THE century-old wooden beams at St John’s Anglican Church are etched with spiritual and physical history – now a large split threatens the Wagga landmark.
The large pine trusses are surrounded by scaffolds as structural engineers determine the future of the heritage building.
Leanne Diessel’s family have attended the beautiful church since 1848, now unable to worship there due to safety concerns Mrs Diessel feels an enormous sense of loss.
The church was closed indefinitely last week.
Large scaffolds now overshadow the beautiful altar, a hint at the enormous and daunting task the potential restoration would be.
Holding back tears, Mrs Diessel was greatly concerned about the future of St John’s.
“My aunts, uncles, grandparents, parents were all married here.
“I was baptised here…my four children were confirmed here.”
Outgoing Wagga Anglican rector Michael Armstrong noticed the large cracks in the timber trusses when he was lying down praying.
Structural engineering firm Xeros Piccolo were called in – a report, identifying the extent of the damage is underway.
Father Armstrong expressed strong concern about the future of the building, highlighting its significance.
“We bury family members, we wed them, baptise them – memories of all life’s events locally and far away (are etched in the building).
“At this stage repair is what we would like to see.”
Father Armstrong said parishes across the world were grappling with the same question - whether to spend huge money to repairing old, historic buildings or to inject funds to “help people”.
Mrs Diessel, who sings at the church every week, said services held in the parish meeting room were not the same.
“It’s sort of like home. It’s place that doesn’t change, that feels comforting.”
The original church, built in 1846, was demolished and replaced with the current building on 1875.
“I hope we’d be able to raise money to repair it,” Mrs Diessel said.

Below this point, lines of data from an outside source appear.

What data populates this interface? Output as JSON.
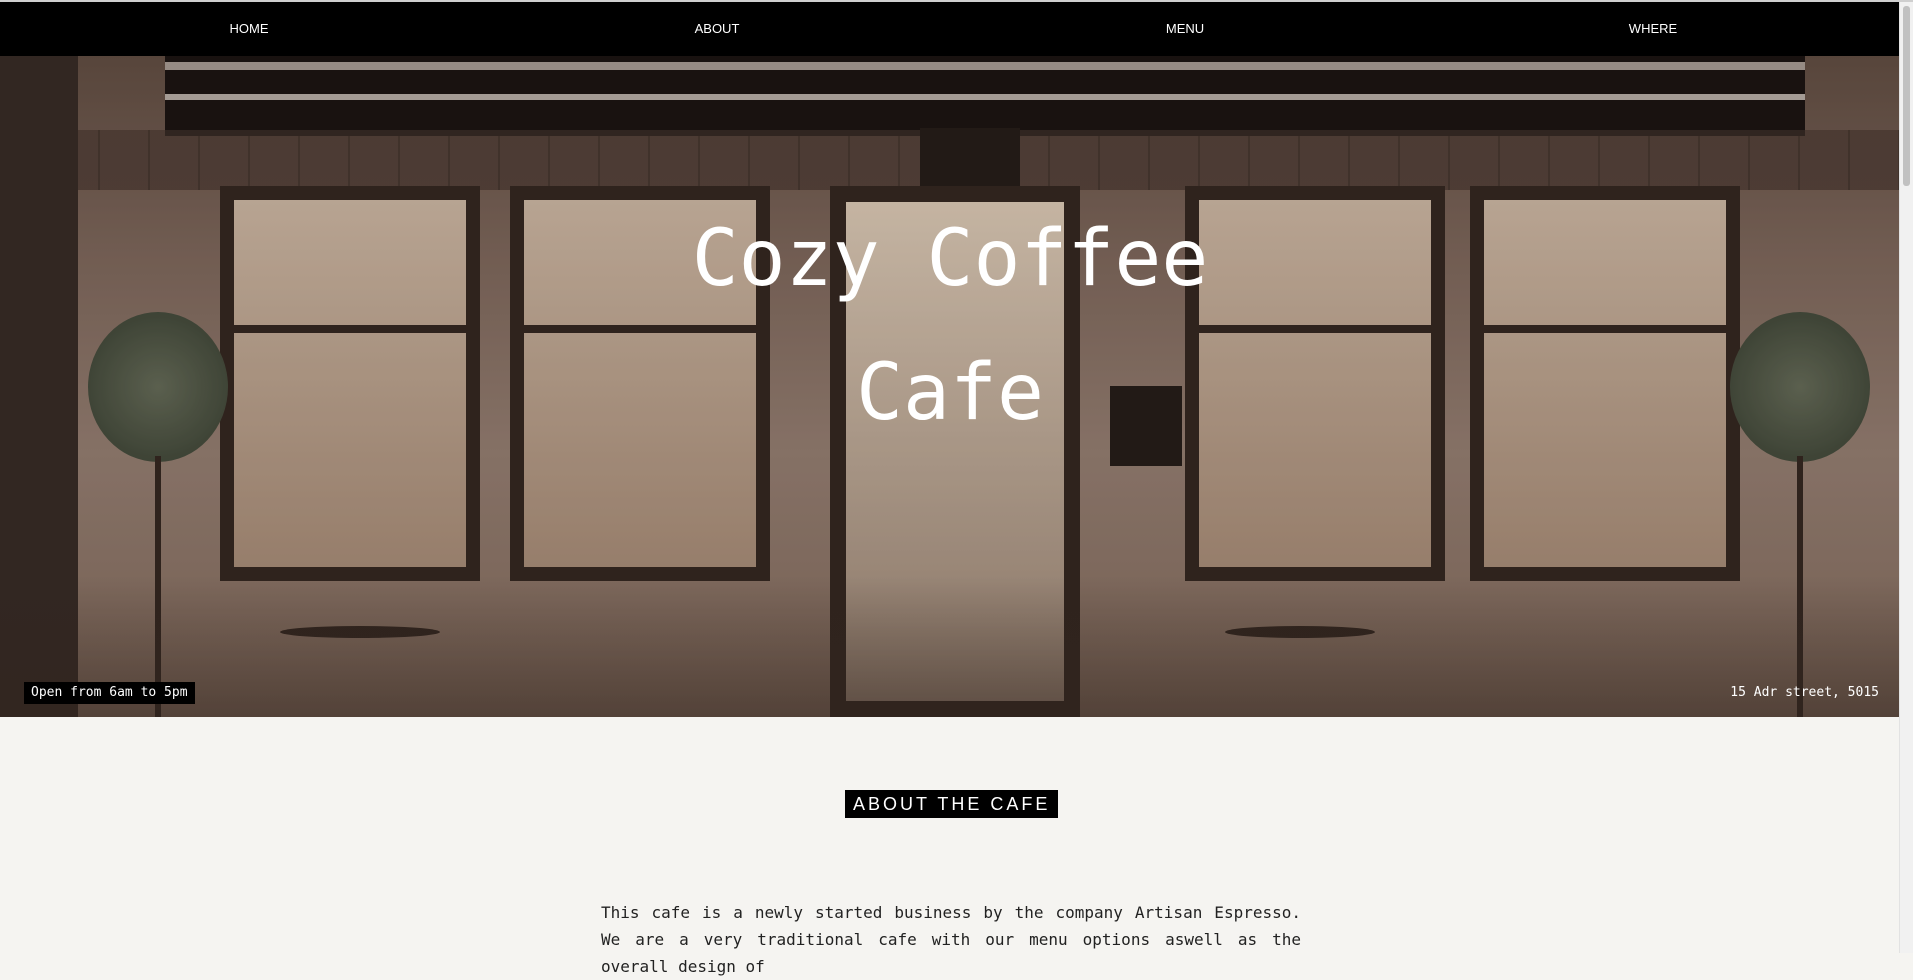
{
  "nav": {
    "items": [
      {
        "label": "HOME"
      },
      {
        "label": "ABOUT"
      },
      {
        "label": "MENU"
      },
      {
        "label": "WHERE"
      }
    ]
  },
  "hero": {
    "title_line1": "Cozy Coffee",
    "title_line2": "Cafe",
    "hours": "Open from 6am to 5pm",
    "address": "15 Adr street, 5015"
  },
  "about": {
    "heading": "ABOUT THE CAFE",
    "text": "This cafe is a newly started business by the company Artisan Espresso. We are a very traditional cafe with our menu options aswell as the overall design of"
  },
  "colors": {
    "nav_bg": "#000000",
    "page_bg": "#f5f4f1",
    "text_light": "#ffffff"
  }
}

“It’s not just something for the Anglicans, when St Michael’s was built, the support wasn’t just from Catholics, all sorts of people contributed.
“I’m sad at the uncertainty.”
Father Armstrong urged parishioners to remain calm.